# Task directions
Return every entry in the listing word for word.

━━ Exercise data

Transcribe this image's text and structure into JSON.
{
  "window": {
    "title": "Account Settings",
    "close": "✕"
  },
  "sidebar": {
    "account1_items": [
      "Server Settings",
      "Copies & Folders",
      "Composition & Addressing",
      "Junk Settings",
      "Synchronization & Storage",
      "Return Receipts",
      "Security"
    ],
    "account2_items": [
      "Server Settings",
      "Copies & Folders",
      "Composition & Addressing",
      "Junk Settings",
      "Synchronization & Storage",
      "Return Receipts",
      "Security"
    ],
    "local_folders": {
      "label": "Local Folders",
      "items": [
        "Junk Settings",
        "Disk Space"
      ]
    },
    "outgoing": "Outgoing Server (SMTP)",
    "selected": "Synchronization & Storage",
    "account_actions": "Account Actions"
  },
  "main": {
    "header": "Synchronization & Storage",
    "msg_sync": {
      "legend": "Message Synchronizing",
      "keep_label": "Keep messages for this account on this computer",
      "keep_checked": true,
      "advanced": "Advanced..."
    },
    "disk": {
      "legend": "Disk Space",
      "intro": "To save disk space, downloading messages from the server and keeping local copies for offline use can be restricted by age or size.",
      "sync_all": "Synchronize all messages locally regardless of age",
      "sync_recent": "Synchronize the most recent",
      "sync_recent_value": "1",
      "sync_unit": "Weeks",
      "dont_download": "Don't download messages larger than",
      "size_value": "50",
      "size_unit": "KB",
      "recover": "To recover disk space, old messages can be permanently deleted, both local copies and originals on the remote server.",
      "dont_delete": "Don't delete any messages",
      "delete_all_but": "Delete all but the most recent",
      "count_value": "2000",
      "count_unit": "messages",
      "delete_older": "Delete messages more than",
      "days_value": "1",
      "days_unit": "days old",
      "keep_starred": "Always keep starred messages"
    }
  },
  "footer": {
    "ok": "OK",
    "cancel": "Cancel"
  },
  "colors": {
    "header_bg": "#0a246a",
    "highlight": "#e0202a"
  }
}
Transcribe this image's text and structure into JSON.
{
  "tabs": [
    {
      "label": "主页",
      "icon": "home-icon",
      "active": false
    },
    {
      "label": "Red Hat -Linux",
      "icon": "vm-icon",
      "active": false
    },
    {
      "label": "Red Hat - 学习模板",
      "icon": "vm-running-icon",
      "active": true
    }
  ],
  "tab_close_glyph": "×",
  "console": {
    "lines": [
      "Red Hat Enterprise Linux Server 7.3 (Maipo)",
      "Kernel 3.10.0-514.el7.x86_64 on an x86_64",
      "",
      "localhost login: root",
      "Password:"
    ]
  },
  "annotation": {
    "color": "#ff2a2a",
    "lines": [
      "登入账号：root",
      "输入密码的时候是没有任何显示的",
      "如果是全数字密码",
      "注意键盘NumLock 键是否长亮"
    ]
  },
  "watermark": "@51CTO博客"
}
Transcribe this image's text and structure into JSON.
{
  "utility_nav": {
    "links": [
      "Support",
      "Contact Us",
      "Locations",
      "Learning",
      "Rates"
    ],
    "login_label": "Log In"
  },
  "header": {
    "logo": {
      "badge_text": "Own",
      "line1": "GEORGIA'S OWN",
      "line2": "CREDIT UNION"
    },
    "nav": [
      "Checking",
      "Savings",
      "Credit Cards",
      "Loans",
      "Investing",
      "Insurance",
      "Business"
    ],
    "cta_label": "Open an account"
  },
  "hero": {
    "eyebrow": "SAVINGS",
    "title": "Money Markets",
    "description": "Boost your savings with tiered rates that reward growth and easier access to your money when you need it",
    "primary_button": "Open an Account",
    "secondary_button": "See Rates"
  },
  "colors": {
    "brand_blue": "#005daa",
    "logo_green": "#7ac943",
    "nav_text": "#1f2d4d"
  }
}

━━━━

# Your response
Transcribe this image's text and structure into JSON.
{
  "window": {
    "title": "Account Settings",
    "close": "✕"
  },
  "sidebar": {
    "account1_items": [
      "Server Settings",
      "Copies & Folders",
      "Composition & Addressing",
      "Junk Settings",
      "Synchronization & Storage",
      "Return Receipts",
      "Security"
    ],
    "account2_items": [
      "Server Settings",
      "Copies & Folders",
      "Composition & Addressing",
      "Junk Settings",
      "Synchronization & Storage",
      "Return Receipts",
      "Security"
    ],
    "local_folders": {
      "label": "Local Folders",
      "items": [
        "Junk Settings",
        "Disk Space"
      ]
    },
    "outgoing": "Outgoing Server (SMTP)",
    "selected": "Synchronization & Storage",
    "account_actions": "Account Actions"
  },
  "main": {
    "header": "Synchronization & Storage",
    "msg_sync": {
      "legend": "Message Synchronizing",
      "keep_label": "Keep messages for this account on this computer",
      "keep_checked": true,
      "advanced": "Advanced..."
    },
    "disk": {
      "legend": "Disk Space",
      "intro": "To save disk space, downloading messages from the server and keeping local copies for offline use can be restricted by age or size.",
      "sync_all": "Synchronize all messages locally regardless of age",
      "sync_recent": "Synchronize the most recent",
      "sync_recent_value": "1",
      "sync_unit": "Weeks",
      "dont_download": "Don't download messages larger than",
      "size_value": "50",
      "size_unit": "KB",
      "recover": "To recover disk space, old messages can be permanently deleted, both local copies and originals on the remote server.",
      "dont_delete": "Don't delete any messages",
      "delete_all_but": "Delete all but the most recent",
      "count_value": "2000",
      "count_unit": "messages",
      "delete_older": "Delete messages more than",
      "days_value": "1",
      "days_unit": "days old",
      "keep_starred": "Always keep starred messages"
    }
  },
  "footer": {
    "ok": "OK",
    "cancel": "Cancel"
  },
  "colors": {
    "header_bg": "#0a246a",
    "highlight": "#e0202a"
  }
}
Transcribe this image's text and structure into JSON.
{
  "tabs": [
    {
      "label": "主页",
      "icon": "home-icon",
      "active": false
    },
    {
      "label": "Red Hat -Linux",
      "icon": "vm-icon",
      "active": false
    },
    {
      "label": "Red Hat - 学习模板",
      "icon": "vm-running-icon",
      "active": true
    }
  ],
  "tab_close_glyph": "×",
  "console": {
    "lines": [
      "Red Hat Enterprise Linux Server 7.3 (Maipo)",
      "Kernel 3.10.0-514.el7.x86_64 on an x86_64",
      "",
      "localhost login: root",
      "Password:"
    ]
  },
  "annotation": {
    "color": "#ff2a2a",
    "lines": [
      "登入账号：root",
      "输入密码的时候是没有任何显示的",
      "如果是全数字密码",
      "注意键盘NumLock 键是否长亮"
    ]
  },
  "watermark": "@51CTO博客"
}
Transcribe this image's text and structure into JSON.
{
  "utility_nav": {
    "links": [
      "Support",
      "Contact Us",
      "Locations",
      "Learning",
      "Rates"
    ],
    "login_label": "Log In"
  },
  "header": {
    "logo": {
      "badge_text": "Own",
      "line1": "GEORGIA'S OWN",
      "line2": "CREDIT UNION"
    },
    "nav": [
      "Checking",
      "Savings",
      "Credit Cards",
      "Loans",
      "Investing",
      "Insurance",
      "Business"
    ],
    "cta_label": "Open an account"
  },
  "hero": {
    "eyebrow": "SAVINGS",
    "title": "Money Markets",
    "description": "Boost your savings with tiered rates that reward growth and easier access to your money when you need it",
    "primary_button": "Open an Account",
    "secondary_button": "See Rates"
  },
  "colors": {
    "brand_blue": "#005daa",
    "logo_green": "#7ac943",
    "nav_text": "#1f2d4d"
  }
}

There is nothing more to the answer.